The theory, according to its fans, interweaves the current Standard Model — which attempts to explain three of the four fundamental forces of nature: the electromagnetic force; the strong force, which binds quarks together in atomic nuclei; and the weak force, which controls radioactive decay — with gravity, the (so far) unexplained fourth force of nature.
Lisi's theory does this, believers say, with a minimum of mathematics, explaining Everything in terms of E8, an eight-dimensional mathematical pattern with 248 points first found in 1887. The Universe, I think he's saying, is 248-dimensional.
Lisi says "I think our universe is this beautiful shape."
Lisi's theory apparently does what String Theory can't: make predictions about the nature of the Universe that can be tested. Lisi's theory may just leave String Theory in knots.
Physicists, it seems, either love Lisi's theory, or think it's "hogwash" born of "crackpot physics."
Georgia Institute of Technology physicist David Ritz Finkelstein was quoted as saying, "Some incredibly beautiful stuff falls out of Lisi's theory. This must be more than coincidence and he really is touching on something profound."
Self-described "conservative physicist" Luboš Motl (who has been called an "unpleasant troll" by writer Pozorvlak) of Pilsen, Czech Republic wrote on his blog The Reference Frame that Lisi's theory is a "huge joke" that caused him to explode in laughter.
"There is not a glimpse of physics in that paper," writes Motl, a string theory enthusiast.

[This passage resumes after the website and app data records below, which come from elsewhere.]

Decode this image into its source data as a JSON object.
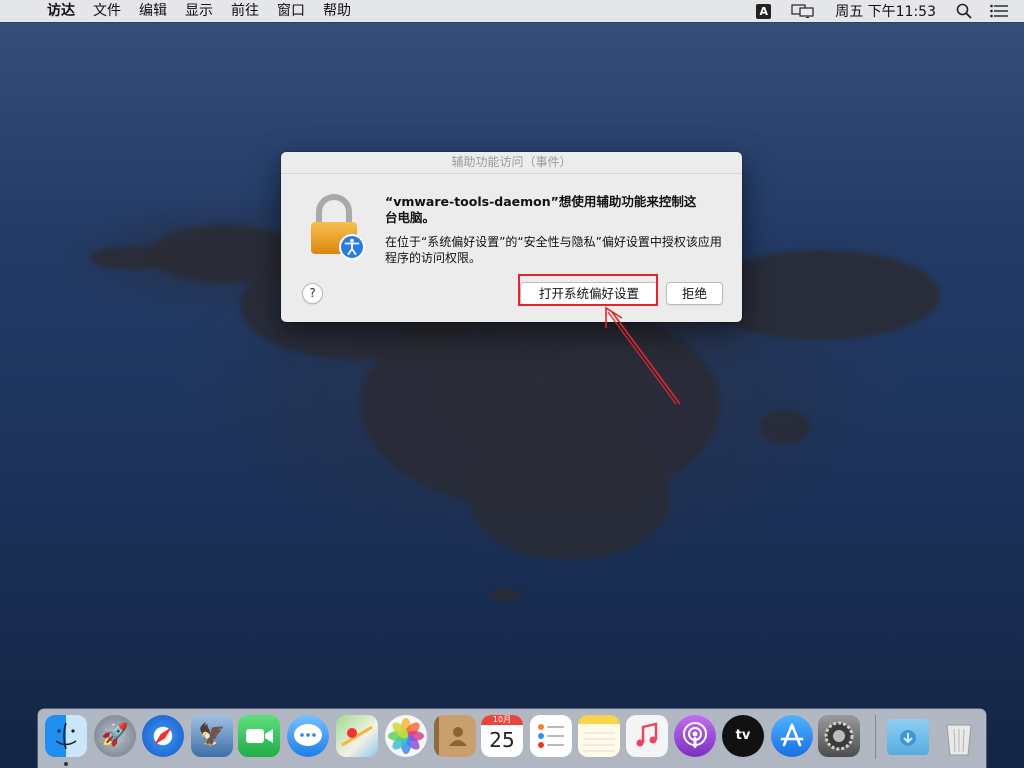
{
  "menubar": {
    "apple_glyph": "",
    "items": [
      "访达",
      "文件",
      "编辑",
      "显示",
      "前往",
      "窗口",
      "帮助"
    ],
    "input_source": "A",
    "clock": "周五 下午11:53"
  },
  "dialog": {
    "title": "辅助功能访问（事件）",
    "message_title": "“vmware-tools-daemon”想使用辅助功能来控制这台电脑。",
    "message_body": "在位于“系统偏好设置”的“安全性与隐私”偏好设置中授权该应用程序的访问权限。",
    "help_label": "?",
    "open_prefs_label": "打开系统偏好设置",
    "deny_label": "拒绝"
  },
  "calendar": {
    "month": "10月",
    "day": "25"
  },
  "dock": {
    "apps": [
      {
        "name": "finder-icon",
        "color": "#3aa0f0"
      },
      {
        "name": "launchpad-icon",
        "color": "#8e9aa8"
      },
      {
        "name": "safari-icon",
        "color": "#2f84ea"
      },
      {
        "name": "photo-booth-icon",
        "color": "#5b7fb0"
      },
      {
        "name": "facetime-icon",
        "color": "#2ec75a"
      },
      {
        "name": "messages-icon",
        "color": "#3b9cf5"
      },
      {
        "name": "maps-icon",
        "color": "#7cc47a"
      },
      {
        "name": "photos-icon",
        "color": "#f1f1f1"
      },
      {
        "name": "contacts-icon",
        "color": "#b38b5a"
      },
      {
        "name": "calendar-icon",
        "color": "#ffffff"
      },
      {
        "name": "reminders-icon",
        "color": "#ffffff"
      },
      {
        "name": "notes-icon",
        "color": "#f7d44c"
      },
      {
        "name": "music-icon",
        "color": "#f5f5f5"
      },
      {
        "name": "podcasts-icon",
        "color": "#9b45d8"
      },
      {
        "name": "apple-tv-icon",
        "color": "#1a1a1a"
      },
      {
        "name": "app-store-icon",
        "color": "#2a8cf0"
      },
      {
        "name": "system-preferences-icon",
        "color": "#6c6c6c"
      },
      {
        "name": "downloads-folder-icon",
        "color": "#76bfe8"
      },
      {
        "name": "trash-icon",
        "color": "#d8d8d8"
      }
    ]
  }
}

He tosses around words like "silly" and "kindergarten physics," and seems especially fond of calling every physicist he disagrees with a "crackpot."
"Every high school senior excited about physics should be able to see that the paper is just a long sequence of childish misunderstandings," says Motl.
Who is right? Is Lisi the next Einstein, surfing instead of working in a patent office? I don't know.
I'm just an observer, and I remain uncertain, thanks to Werner Heisenberg.
And what I do observe with interest is how the "conservative" status quo, the physics "establishment," has quickly moved to cast aspersions on the out-of-the-mainstream-but-qualified physicist Garrett Lisi. It reminds me of the online battle of words and ideas between young, "upstart" Freemasons with fresh ideas and mainstream, toe-the-line, conservative grand lodge-loving Masonic bloggers who decry innovation and a return to true education.
"You're unmasonic! Obey the Grand Lodge! Don't think for yourself!" sounds very much to me like Motl's warning against "the recent fashionable trend [of accepting] an ever broader set of passionate amateurs and undereducated, intellectually challenged loons into the physics circles."
It's always entertaining and interesting to observe when youthful brashness, optimism and new opinions smash and collide against staid, indoctrinated and firmly entrenched "leaders" who call others crackpots (or the Tin Foil Brigade) and support their worldview by dismissing dissension with "everyone knows...."
Read Lisi's An Exceptionally Simple Theory of Everything and decide for yourself.
Or just watch the movie.
Masons | Garrett Lisi | Theoretical Physics | Freemasonry | E8 | Burning Taper | BurningTaper.com